[TASK] Scan the data below for lines containing the string "text" and give only how many there are.

━━ RECORDS PROVIDED

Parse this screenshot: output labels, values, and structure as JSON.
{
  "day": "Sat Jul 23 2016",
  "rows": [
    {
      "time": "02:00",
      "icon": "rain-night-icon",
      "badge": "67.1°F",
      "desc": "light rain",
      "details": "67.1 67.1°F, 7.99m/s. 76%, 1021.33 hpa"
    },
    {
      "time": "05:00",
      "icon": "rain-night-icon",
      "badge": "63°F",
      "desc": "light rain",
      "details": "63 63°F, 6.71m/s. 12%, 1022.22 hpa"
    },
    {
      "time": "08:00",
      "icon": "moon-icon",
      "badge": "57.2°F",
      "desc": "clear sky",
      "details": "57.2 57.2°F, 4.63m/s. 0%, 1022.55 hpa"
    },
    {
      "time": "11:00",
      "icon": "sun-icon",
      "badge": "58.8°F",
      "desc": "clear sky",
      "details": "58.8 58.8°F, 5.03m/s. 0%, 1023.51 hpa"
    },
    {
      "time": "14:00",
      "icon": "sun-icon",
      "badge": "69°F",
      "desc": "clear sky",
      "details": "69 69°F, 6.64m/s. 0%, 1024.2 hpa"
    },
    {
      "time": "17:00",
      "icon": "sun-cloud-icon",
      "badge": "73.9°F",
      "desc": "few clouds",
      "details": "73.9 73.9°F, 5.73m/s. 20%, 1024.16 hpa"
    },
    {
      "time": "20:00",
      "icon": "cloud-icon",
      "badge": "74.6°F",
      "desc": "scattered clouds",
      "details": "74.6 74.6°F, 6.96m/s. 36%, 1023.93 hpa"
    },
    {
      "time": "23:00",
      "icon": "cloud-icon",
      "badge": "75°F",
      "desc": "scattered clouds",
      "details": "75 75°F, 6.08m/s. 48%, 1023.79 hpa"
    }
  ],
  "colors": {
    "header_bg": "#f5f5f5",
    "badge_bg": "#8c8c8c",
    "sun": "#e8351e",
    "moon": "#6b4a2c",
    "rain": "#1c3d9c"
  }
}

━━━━
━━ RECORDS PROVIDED

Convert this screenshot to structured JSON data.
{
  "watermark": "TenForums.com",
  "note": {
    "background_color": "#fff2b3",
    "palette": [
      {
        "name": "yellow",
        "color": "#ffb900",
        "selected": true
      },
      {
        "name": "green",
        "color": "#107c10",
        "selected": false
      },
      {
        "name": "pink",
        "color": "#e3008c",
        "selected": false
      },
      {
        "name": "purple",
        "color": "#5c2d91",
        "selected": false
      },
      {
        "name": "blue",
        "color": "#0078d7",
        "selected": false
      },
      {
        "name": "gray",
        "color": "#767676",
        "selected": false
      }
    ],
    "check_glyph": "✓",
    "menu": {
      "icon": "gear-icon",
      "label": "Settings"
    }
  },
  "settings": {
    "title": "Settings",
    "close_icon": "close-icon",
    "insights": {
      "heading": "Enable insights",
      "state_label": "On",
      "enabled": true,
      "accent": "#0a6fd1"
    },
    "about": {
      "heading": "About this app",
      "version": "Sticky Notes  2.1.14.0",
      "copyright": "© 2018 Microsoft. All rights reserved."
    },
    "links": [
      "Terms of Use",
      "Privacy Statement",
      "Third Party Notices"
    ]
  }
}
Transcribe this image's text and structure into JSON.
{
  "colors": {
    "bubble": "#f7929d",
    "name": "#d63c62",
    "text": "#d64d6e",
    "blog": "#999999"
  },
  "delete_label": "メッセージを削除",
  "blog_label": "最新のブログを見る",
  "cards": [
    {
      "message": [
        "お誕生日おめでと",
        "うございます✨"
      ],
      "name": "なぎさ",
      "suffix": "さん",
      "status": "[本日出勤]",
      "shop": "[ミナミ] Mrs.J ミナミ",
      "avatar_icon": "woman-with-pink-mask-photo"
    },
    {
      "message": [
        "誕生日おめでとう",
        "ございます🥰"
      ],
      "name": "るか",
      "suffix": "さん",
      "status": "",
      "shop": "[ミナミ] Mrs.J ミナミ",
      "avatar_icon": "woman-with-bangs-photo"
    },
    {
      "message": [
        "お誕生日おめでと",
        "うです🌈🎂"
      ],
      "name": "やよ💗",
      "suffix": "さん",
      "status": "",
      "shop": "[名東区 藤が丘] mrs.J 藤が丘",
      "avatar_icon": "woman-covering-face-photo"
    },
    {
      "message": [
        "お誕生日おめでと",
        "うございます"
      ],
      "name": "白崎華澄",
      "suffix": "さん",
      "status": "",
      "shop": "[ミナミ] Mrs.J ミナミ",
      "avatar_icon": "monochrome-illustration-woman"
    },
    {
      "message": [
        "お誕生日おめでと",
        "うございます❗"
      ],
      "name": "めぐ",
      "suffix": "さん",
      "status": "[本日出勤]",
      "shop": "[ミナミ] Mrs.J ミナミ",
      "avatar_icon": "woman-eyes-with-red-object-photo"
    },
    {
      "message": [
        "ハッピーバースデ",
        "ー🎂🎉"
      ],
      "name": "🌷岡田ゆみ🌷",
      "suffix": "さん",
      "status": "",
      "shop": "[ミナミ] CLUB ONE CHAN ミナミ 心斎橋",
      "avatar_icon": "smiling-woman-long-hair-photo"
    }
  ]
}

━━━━

[SOLUTION TO THIS PROBLEM] 2